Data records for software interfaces
-.-.-

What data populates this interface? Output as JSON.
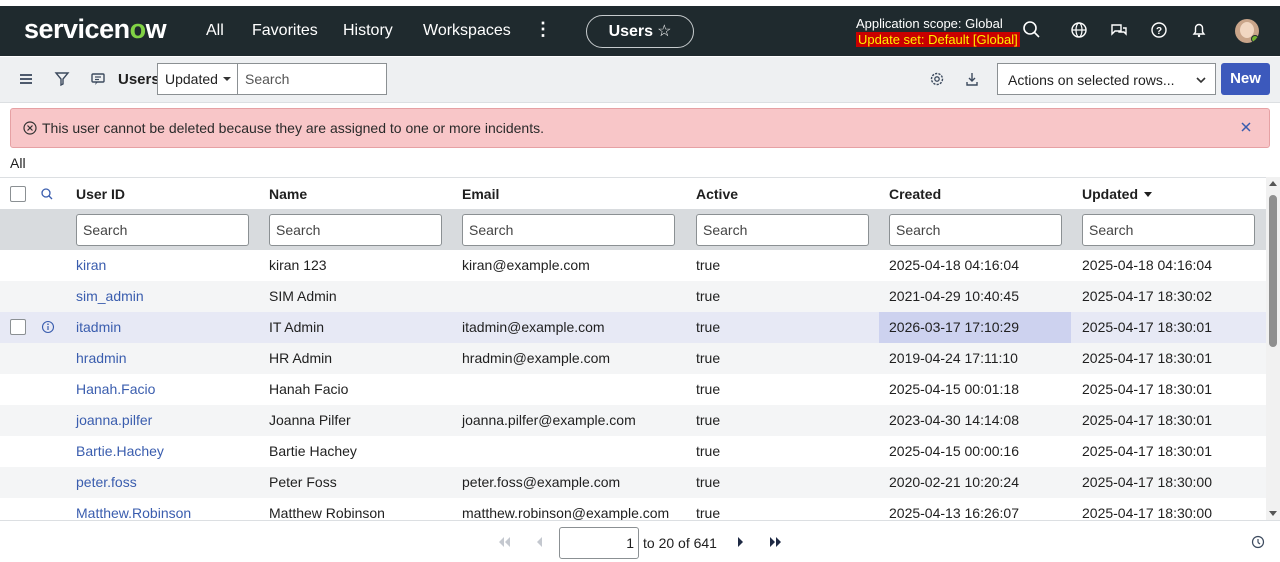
{
  "brand": {
    "logo_prefix": "servicen",
    "logo_o": "o",
    "logo_suffix": "w"
  },
  "nav": {
    "links": [
      "All",
      "Favorites",
      "History",
      "Workspaces"
    ],
    "users_pill": "Users",
    "scope": "Application scope: Global",
    "update_set": "Update set: Default [Global]"
  },
  "toolbar": {
    "title": "Users",
    "field_select": "Updated",
    "search_placeholder": "Search",
    "actions_placeholder": "Actions on selected rows...",
    "new_label": "New"
  },
  "banner": {
    "message": "This user cannot be deleted because they are assigned to one or more incidents."
  },
  "breadcrumb": "All",
  "table": {
    "columns": [
      "User ID",
      "Name",
      "Email",
      "Active",
      "Created",
      "Updated"
    ],
    "search_placeholder": "Search",
    "rows": [
      {
        "user_id": "kiran",
        "name": "kiran 123",
        "email": "kiran@example.com",
        "active": "true",
        "created": "2025-04-18 04:16:04",
        "updated": "2025-04-18 04:16:04"
      },
      {
        "user_id": "sim_admin",
        "name": "SIM Admin",
        "email": "",
        "active": "true",
        "created": "2021-04-29 10:40:45",
        "updated": "2025-04-17 18:30:02"
      },
      {
        "user_id": "itadmin",
        "name": "IT Admin",
        "email": "itadmin@example.com",
        "active": "true",
        "created": "2026-03-17 17:10:29",
        "updated": "2025-04-17 18:30:01"
      },
      {
        "user_id": "hradmin",
        "name": "HR Admin",
        "email": "hradmin@example.com",
        "active": "true",
        "created": "2019-04-24 17:11:10",
        "updated": "2025-04-17 18:30:01"
      },
      {
        "user_id": "Hanah.Facio",
        "name": "Hanah Facio",
        "email": "",
        "active": "true",
        "created": "2025-04-15 00:01:18",
        "updated": "2025-04-17 18:30:01"
      },
      {
        "user_id": "joanna.pilfer",
        "name": "Joanna Pilfer",
        "email": "joanna.pilfer@example.com",
        "active": "true",
        "created": "2023-04-30 14:14:08",
        "updated": "2025-04-17 18:30:01"
      },
      {
        "user_id": "Bartie.Hachey",
        "name": "Bartie Hachey",
        "email": "",
        "active": "true",
        "created": "2025-04-15 00:00:16",
        "updated": "2025-04-17 18:30:01"
      },
      {
        "user_id": "peter.foss",
        "name": "Peter Foss",
        "email": "peter.foss@example.com",
        "active": "true",
        "created": "2020-02-21 10:20:24",
        "updated": "2025-04-17 18:30:00"
      },
      {
        "user_id": "Matthew.Robinson",
        "name": "Matthew Robinson",
        "email": "matthew.robinson@example.com",
        "active": "true",
        "created": "2025-04-13 16:26:07",
        "updated": "2025-04-17 18:30:00"
      }
    ]
  },
  "pager": {
    "current": "1",
    "range_text": "to 20 of 641"
  },
  "colors": {
    "nav_bg": "#1f2a2e",
    "brand_green": "#81d245",
    "primary": "#3c59bc",
    "link": "#3a5dae",
    "error_bg": "#f8c6c8",
    "update_set_bg": "#c80000",
    "update_set_fg": "#ffee00"
  }
}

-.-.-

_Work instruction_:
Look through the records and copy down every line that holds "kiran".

_Expected output_:
        "user_id": "kiran",
        "name": "kiran 123",
        "email": "kiran@example.com",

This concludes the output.